Today,IOS 7 dropped to the general public. As usually comes with the release, there was an Xcode update. I updated. For some time, I’ve been using the git bundled in Xcode as it makes it simpler to get updates as they come with Xcode. Today, that yielded an amusing message. I use git via an alias in my .bashrc alias git='xcrun git' A simple version check reveals all:
Cheesy post titles aside… I just discovered the very simple but incredibly useful RESTClient at: http://code.google.com/p/rest-client/ . It’s a simple Java GUI app for testing out one’s REST services. You can choose your: URL, HTTP method, add any custom headers, add a body for PUT/POST, set auth info, SSL info, and do simple scripting. This is an incredibly useful tool, AND a far cry better than doing it all on the command line with curl.
I’m taking time away from adding spit and polish to the exciting Here, File File project to say WOO HOO! The whole team (Adam, Buck, and I) are psyched! A few days ago we found out Here, File File is a finalist in the AppsFire Apps Star Awards. And today, The Unofficial Apple Weblog (TUAW) published a great HFF write up. If you haven’t seen our promo video yet, give it a whirl!
I’ve used the unix filesystem search utility find for many years. Though, like most things, until forced to learn its deeper secrets, I generally get by with only the most basic knowledge. One of the cool things about find is that you can specify a search and then execute an action on the results, all in one command. This example is probably my most common use of find: find . -type d -name .

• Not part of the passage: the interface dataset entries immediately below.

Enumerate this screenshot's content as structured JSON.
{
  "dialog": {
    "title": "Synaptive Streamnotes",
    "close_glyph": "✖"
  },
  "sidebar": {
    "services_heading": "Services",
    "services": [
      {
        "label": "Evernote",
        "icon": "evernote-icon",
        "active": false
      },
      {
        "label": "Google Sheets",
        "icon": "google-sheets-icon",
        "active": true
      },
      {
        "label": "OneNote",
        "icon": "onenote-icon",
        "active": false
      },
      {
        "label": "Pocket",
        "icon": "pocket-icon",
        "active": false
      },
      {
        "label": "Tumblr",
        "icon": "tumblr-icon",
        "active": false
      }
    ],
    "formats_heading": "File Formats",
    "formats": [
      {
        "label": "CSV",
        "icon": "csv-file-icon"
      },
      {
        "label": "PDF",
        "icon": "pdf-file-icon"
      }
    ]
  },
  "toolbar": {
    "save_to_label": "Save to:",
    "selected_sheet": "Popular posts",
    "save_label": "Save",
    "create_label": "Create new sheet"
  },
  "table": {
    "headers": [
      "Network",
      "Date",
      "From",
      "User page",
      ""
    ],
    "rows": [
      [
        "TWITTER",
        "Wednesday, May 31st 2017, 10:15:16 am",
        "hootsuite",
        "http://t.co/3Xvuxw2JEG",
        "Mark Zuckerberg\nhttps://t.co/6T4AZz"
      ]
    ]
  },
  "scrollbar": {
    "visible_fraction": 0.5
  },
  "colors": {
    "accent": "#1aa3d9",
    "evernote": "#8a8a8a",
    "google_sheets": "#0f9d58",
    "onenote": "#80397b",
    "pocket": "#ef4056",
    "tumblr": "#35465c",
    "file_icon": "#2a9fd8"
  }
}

I have an older G4 Mac Mini I use for testing the Mac app I’m working on (Here, File File F.K.A. Welcome to Your Mac. It’s just nice to have a machine that I can test both 10.4 and 10.5 as well as PowerPC compatibility. Yesterday I needed to do some updates on the 10.5 system and couldn’t remember my password. Google was my friend and showed me an Apple Knowledge Base article to solve the problem.